**PROBLEM DETAILS**
Repeat each of these records exactly.

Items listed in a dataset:
····················

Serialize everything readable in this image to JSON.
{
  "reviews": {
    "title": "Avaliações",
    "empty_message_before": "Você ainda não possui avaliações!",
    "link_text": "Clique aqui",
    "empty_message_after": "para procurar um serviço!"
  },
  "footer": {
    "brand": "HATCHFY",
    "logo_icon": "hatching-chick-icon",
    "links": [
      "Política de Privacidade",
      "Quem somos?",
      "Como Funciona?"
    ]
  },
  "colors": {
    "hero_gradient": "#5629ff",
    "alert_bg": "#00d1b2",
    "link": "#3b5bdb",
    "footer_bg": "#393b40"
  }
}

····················

**RESPONSE FOR THIS EXERCISE**
Serialize everything readable in this image to JSON.
{
  "reviews": {
    "title": "Avaliações",
    "empty_message_before": "Você ainda não possui avaliações!",
    "link_text": "Clique aqui",
    "empty_message_after": "para procurar um serviço!"
  },
  "footer": {
    "brand": "HATCHFY",
    "logo_icon": "hatching-chick-icon",
    "links": [
      "Política de Privacidade",
      "Quem somos?",
      "Como Funciona?"
    ]
  },
  "colors": {
    "hero_gradient": "#5629ff",
    "alert_bg": "#00d1b2",
    "link": "#3b5bdb",
    "footer_bg": "#393b40"
  }
}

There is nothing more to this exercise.